[PROVIDED INFORMATION — start]
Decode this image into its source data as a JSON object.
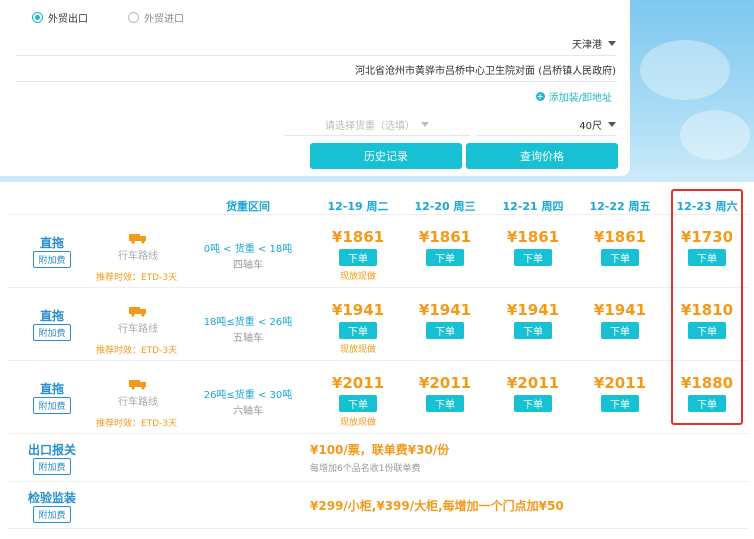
{
  "form": {
    "radio_export": "外贸出口",
    "radio_import": "外贸进口",
    "port": "天津港",
    "address": "河北省沧州市黄骅市吕桥中心卫生院对面 (吕桥镇人民政府)",
    "add_address": "添加装/卸地址",
    "weight_placeholder": "请选择货重（选填）",
    "container": "40尺",
    "history_btn": "历史记录",
    "query_btn": "查询价格"
  },
  "table": {
    "headers": [
      "货重区间",
      "12-19 周二",
      "12-20 周三",
      "12-21 周四",
      "12-22 周五",
      "12-23 周六"
    ],
    "order_label": "下单",
    "rows": [
      {
        "service": "直拖",
        "fee_tag": "附加费",
        "route": "行车路线",
        "eta": "推荐时效：ETD-3天",
        "weight": "0吨 < 货重 < 18吨",
        "axle": "四轴车",
        "prices": [
          "¥1861",
          "¥1861",
          "¥1861",
          "¥1861",
          "¥1730"
        ],
        "cash": "现放现做"
      },
      {
        "service": "直拖",
        "fee_tag": "附加费",
        "route": "行车路线",
        "eta": "推荐时效：ETD-3天",
        "weight": "18吨≤货重 < 26吨",
        "axle": "五轴车",
        "prices": [
          "¥1941",
          "¥1941",
          "¥1941",
          "¥1941",
          "¥1810"
        ],
        "cash": "现放现做"
      },
      {
        "service": "直拖",
        "fee_tag": "附加费",
        "route": "行车路线",
        "eta": "推荐时效：ETD-3天",
        "weight": "26吨≤货重 < 30吨",
        "axle": "六轴车",
        "prices": [
          "¥2011",
          "¥2011",
          "¥2011",
          "¥2011",
          "¥1880"
        ],
        "cash": "现放现做"
      }
    ],
    "extras": [
      {
        "service": "出口报关",
        "fee_tag": "附加费",
        "price": "¥100/票，联单费¥30/份",
        "note": "每增加6个品名收1份联单费"
      },
      {
        "service": "检验监装",
        "fee_tag": "附加费",
        "price": "¥299/小柜,¥399/大柜,每增加一个门点加¥50",
        "note": ""
      }
    ]
  },
  "colors": {
    "accent": "#17c1d3",
    "price": "#f39a1a",
    "header": "#1aa6d6",
    "highlight": "#e4322b"
  }
}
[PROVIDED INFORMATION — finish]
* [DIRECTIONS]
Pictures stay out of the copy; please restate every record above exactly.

* [EXERCISE OUTPUT]
Decode this image into its source data as a JSON object.
{
  "form": {
    "radio_export": "外贸出口",
    "radio_import": "外贸进口",
    "port": "天津港",
    "address": "河北省沧州市黄骅市吕桥中心卫生院对面 (吕桥镇人民政府)",
    "add_address": "添加装/卸地址",
    "weight_placeholder": "请选择货重（选填）",
    "container": "40尺",
    "history_btn": "历史记录",
    "query_btn": "查询价格"
  },
  "table": {
    "headers": [
      "货重区间",
      "12-19 周二",
      "12-20 周三",
      "12-21 周四",
      "12-22 周五",
      "12-23 周六"
    ],
    "order_label": "下单",
    "rows": [
      {
        "service": "直拖",
        "fee_tag": "附加费",
        "route": "行车路线",
        "eta": "推荐时效：ETD-3天",
        "weight": "0吨 < 货重 < 18吨",
        "axle": "四轴车",
        "prices": [
          "¥1861",
          "¥1861",
          "¥1861",
          "¥1861",
          "¥1730"
        ],
        "cash": "现放现做"
      },
      {
        "service": "直拖",
        "fee_tag": "附加费",
        "route": "行车路线",
        "eta": "推荐时效：ETD-3天",
        "weight": "18吨≤货重 < 26吨",
        "axle": "五轴车",
        "prices": [
          "¥1941",
          "¥1941",
          "¥1941",
          "¥1941",
          "¥1810"
        ],
        "cash": "现放现做"
      },
      {
        "service": "直拖",
        "fee_tag": "附加费",
        "route": "行车路线",
        "eta": "推荐时效：ETD-3天",
        "weight": "26吨≤货重 < 30吨",
        "axle": "六轴车",
        "prices": [
          "¥2011",
          "¥2011",
          "¥2011",
          "¥2011",
          "¥1880"
        ],
        "cash": "现放现做"
      }
    ],
    "extras": [
      {
        "service": "出口报关",
        "fee_tag": "附加费",
        "price": "¥100/票，联单费¥30/份",
        "note": "每增加6个品名收1份联单费"
      },
      {
        "service": "检验监装",
        "fee_tag": "附加费",
        "price": "¥299/小柜,¥399/大柜,每增加一个门点加¥50",
        "note": ""
      }
    ]
  },
  "colors": {
    "accent": "#17c1d3",
    "price": "#f39a1a",
    "header": "#1aa6d6",
    "highlight": "#e4322b"
  }
}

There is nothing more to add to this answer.